Items from an interface collection:
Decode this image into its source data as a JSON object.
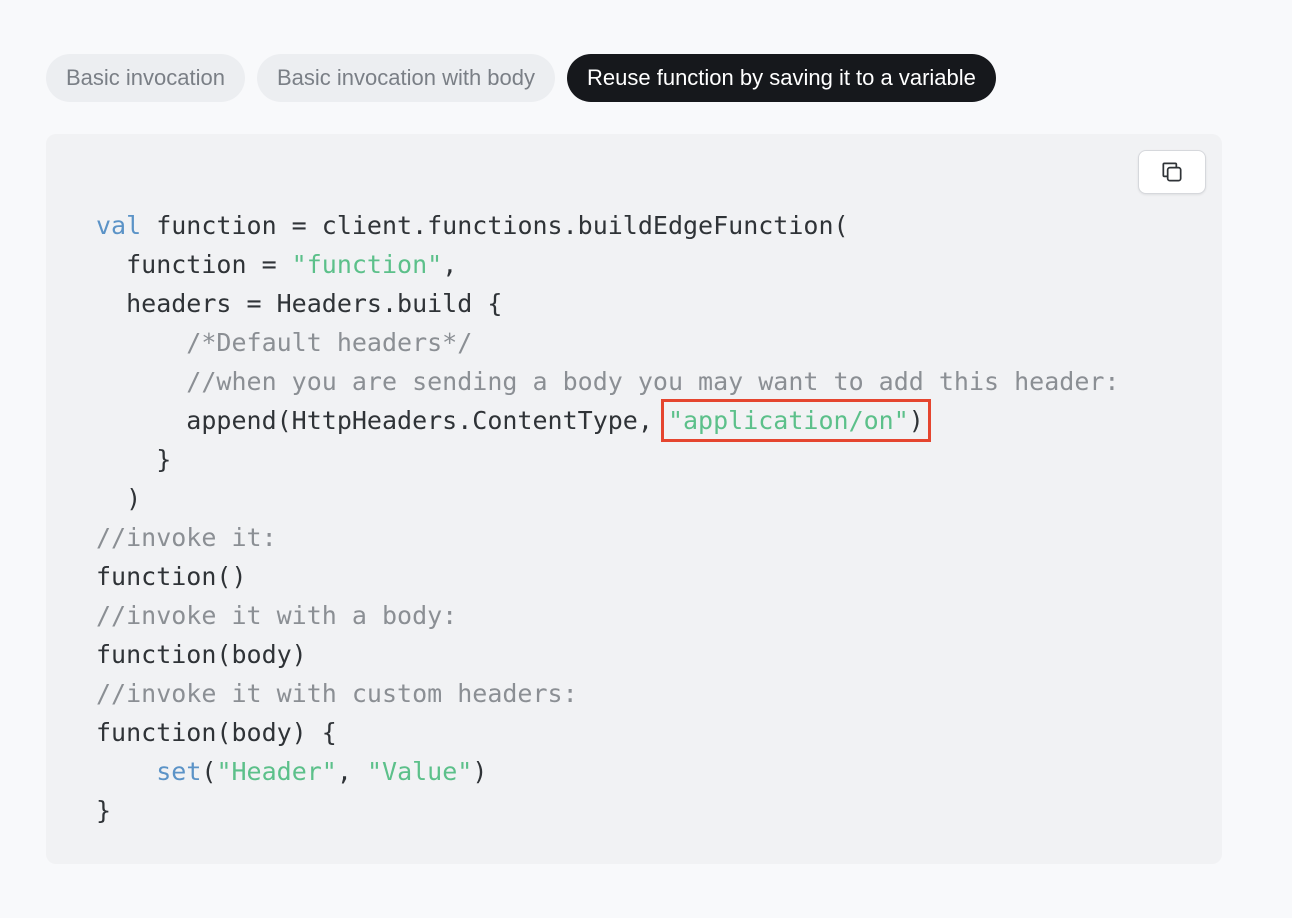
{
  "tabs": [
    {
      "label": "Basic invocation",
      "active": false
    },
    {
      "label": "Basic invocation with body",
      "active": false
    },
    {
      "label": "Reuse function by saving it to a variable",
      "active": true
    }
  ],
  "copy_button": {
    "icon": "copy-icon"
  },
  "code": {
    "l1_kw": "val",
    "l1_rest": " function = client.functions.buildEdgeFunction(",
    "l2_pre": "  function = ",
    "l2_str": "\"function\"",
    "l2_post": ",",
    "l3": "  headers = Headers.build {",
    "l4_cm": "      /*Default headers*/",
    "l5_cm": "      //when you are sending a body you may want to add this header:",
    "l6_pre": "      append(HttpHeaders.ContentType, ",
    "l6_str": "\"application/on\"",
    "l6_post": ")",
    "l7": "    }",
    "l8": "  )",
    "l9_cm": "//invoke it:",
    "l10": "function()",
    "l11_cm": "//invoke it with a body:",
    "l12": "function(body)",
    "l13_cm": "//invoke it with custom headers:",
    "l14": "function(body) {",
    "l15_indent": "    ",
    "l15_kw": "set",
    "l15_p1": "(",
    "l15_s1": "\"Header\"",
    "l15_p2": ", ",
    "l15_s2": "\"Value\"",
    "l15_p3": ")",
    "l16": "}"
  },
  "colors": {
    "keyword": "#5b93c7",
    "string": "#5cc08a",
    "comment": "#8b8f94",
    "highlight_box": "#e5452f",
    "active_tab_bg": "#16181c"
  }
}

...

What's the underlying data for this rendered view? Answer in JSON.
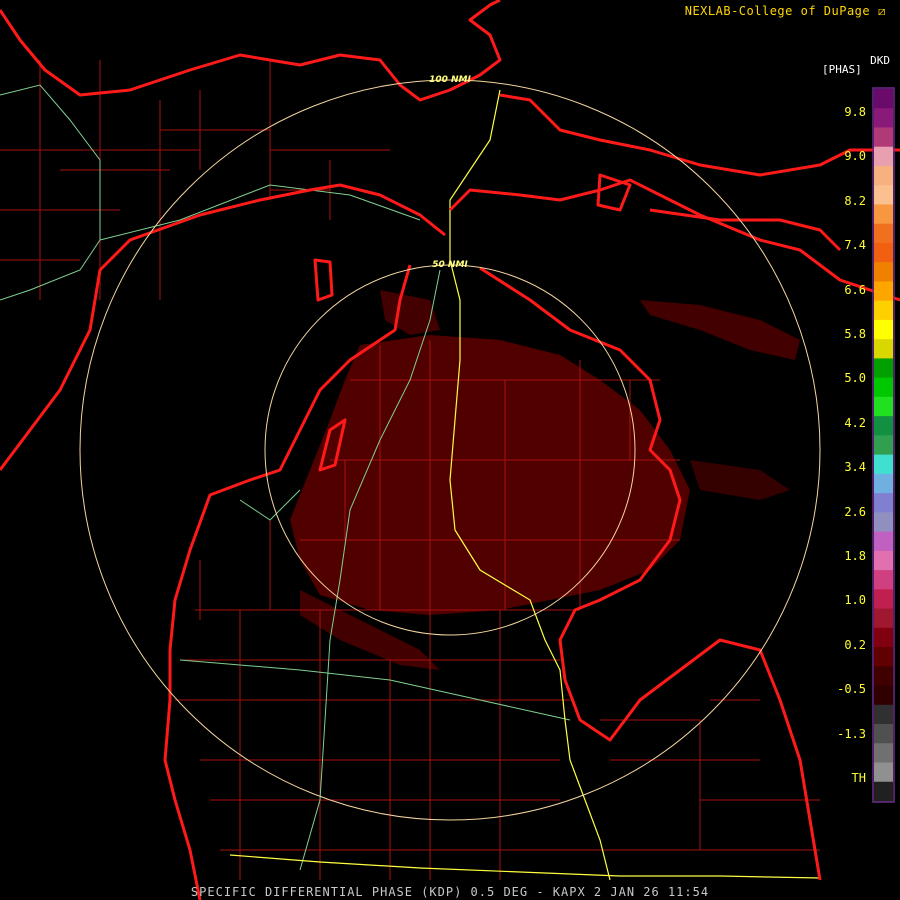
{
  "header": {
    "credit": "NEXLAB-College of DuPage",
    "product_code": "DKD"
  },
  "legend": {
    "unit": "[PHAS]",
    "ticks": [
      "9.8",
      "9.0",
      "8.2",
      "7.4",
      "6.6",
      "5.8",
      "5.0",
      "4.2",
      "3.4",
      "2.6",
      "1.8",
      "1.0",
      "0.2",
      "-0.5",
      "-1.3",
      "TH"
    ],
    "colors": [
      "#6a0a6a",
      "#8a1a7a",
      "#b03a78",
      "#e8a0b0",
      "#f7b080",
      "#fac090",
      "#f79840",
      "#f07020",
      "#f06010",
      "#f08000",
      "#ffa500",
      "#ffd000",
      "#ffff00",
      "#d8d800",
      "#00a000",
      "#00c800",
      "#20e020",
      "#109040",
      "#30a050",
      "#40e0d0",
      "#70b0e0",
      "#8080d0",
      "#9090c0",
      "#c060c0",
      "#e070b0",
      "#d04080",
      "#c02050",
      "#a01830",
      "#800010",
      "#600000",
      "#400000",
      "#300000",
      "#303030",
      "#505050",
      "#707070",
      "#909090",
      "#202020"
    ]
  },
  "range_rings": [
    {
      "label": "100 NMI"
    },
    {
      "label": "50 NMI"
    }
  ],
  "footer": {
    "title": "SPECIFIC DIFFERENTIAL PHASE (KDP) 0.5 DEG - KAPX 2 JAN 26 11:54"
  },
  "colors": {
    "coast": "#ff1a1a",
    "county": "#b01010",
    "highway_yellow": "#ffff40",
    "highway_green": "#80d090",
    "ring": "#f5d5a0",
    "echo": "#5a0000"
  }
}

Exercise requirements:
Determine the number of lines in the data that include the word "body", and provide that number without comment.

Task solution:
5